Comparison with Real World Company
PharmaCare could be compared with Pfizer, a real pharma conglomerate that indulged in unethical practices in Nigeria. In 1996, Pfizer needed to conduct human trials on a broad-spectrum antibiotic. The company saw an opportunity in a meningitis epidemic that had occurred in Kano, a slum city in Nigeria. Pfizer sent its medical team in an ostensible humanitarian mission, which was actually a cover for unlicensed trial of its unapproved drug called Trovan. Pfizer picked 200 sick children and administered half with Trovan, while the rest were administered a proven antibiotic. Eleven of the children died, and more suffered serious side effects. Pfizer was ultimately fined $163 million in punitive damages. EU and USA subsequently banned the drug (Howden, 2009).

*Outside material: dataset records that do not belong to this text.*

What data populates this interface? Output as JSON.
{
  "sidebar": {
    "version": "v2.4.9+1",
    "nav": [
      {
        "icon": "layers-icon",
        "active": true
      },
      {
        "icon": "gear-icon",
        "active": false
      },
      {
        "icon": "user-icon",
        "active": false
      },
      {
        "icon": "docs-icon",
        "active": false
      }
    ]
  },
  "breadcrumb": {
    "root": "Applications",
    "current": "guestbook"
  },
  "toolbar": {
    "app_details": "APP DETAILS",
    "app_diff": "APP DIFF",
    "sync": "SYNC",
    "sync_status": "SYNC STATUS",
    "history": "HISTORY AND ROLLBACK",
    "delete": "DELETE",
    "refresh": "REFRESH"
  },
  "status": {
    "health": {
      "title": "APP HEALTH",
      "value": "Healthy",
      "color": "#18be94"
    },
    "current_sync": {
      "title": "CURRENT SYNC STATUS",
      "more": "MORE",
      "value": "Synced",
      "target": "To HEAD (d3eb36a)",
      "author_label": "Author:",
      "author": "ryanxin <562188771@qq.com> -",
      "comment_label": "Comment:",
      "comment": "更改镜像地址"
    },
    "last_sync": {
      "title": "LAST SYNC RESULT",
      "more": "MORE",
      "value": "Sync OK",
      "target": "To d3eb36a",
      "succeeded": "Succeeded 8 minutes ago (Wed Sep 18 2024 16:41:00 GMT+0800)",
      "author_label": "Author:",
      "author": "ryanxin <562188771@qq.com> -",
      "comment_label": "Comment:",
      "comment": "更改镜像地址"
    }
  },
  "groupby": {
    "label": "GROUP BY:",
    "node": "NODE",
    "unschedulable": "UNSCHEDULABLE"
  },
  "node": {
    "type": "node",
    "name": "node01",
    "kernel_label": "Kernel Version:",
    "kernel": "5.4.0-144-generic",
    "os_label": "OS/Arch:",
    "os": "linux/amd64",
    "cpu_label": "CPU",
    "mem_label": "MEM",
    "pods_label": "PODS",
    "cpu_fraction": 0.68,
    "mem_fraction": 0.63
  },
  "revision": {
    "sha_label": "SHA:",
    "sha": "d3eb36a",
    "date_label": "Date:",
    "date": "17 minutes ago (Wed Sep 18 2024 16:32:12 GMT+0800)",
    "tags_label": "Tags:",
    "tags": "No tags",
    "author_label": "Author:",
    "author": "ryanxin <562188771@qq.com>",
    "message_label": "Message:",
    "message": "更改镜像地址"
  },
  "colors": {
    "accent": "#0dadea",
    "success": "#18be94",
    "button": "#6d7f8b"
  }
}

Pfizer’s case reflects that of PharmaCare, insofar as the exploitation of third world countries is concerned. In both cases, the target population was unaware of their rights and what could be legitimately demanded from the pharma companies. In the case of PharmaCare, the Colberians were not aware of what constituted a fair wage. They were happy to be merely given a chance to eke out a living. Similarly, in Nigeria, the people affected by the epidemic were happy to be part of Pfizer’s trial as it gave them a hope to survive. In both cases, the ethics of normative justice and care were violated.
The difference between Pfizer’s and PharmaCare’s cases would lie in the nature of wrongs committed. While Pfizer defrauded potential patients by not giving them full disclosure about its drug, PharmaCare was guilty of not extending equitability and justice to Colberians in they terms of engagement and labor.
American Chemistry Council (ACC). (2016). Superfund taxes. Retrieved May 15, 2016, from https://www.americanchemistry.com/Policy/Environment/Superfund
Gardiner, P. (2003). A virtue ethics approach to moral dilemmas in medicine. Journal of Medical Ethics 29: 297-302. DOI: 10.1136/jme.29.5.297. Retrieved May 15, 2016, from http://jme.bmj.com/content/29/5/297.full
Howden, D. (2009). Pfizer to pay $163.50 m after deaths of Nigerian children in drug trial experiment. Retrieved May 15, 2016, from http://www.independent.co.uk/news/world/africa/pfizer-to-pay-16350m-after-deaths-of-nigerian-children-in-drug-trial-experiment-1663402.html
International Labor Office (ILO). (2009). Health and life at work: a basic human right. Retrieved May 15, 2016, from http://www.ilo.org/public/portugue/region/eurpro/lisbon/pdf/28abril_09_en.pdf
Iowa State University. (n.d.). Risk factors. Retrieved May 15, 2016, from http://www.ehs.iastate.edu/occupational/ergonomics/risk-factors
Pettersen, T. (2011). The ethics of care: normative structures and empirical implications. Human Care Analysis 19/1: 51-64. DOI: 10.1007/s10728-010-0163-7. Retrieved May 15, 2016, from http://www.ncbi.nlm.nih.gov/pmc/articles/PMC3037474/#
Schmeer, K. (1999). Guidelines for conducting a stakeholder analysis. Retrieved May 15, 2016 from http://www.who.int/management/partnerships/overall/GuidelinesConductingStakeholderAnalysis.pdf
Shaw, W.H. (2014). Business ethics. Boston, MA: Wadsworth.
Trujillo, V. (2000). Adequate salaries in developing countries. In Leo V. Ryan, Wojciech W. Gasparski & Georges Enderle (Eds.) Business students focus on ethics (pp. 125-136). New Brunswick: Transaction,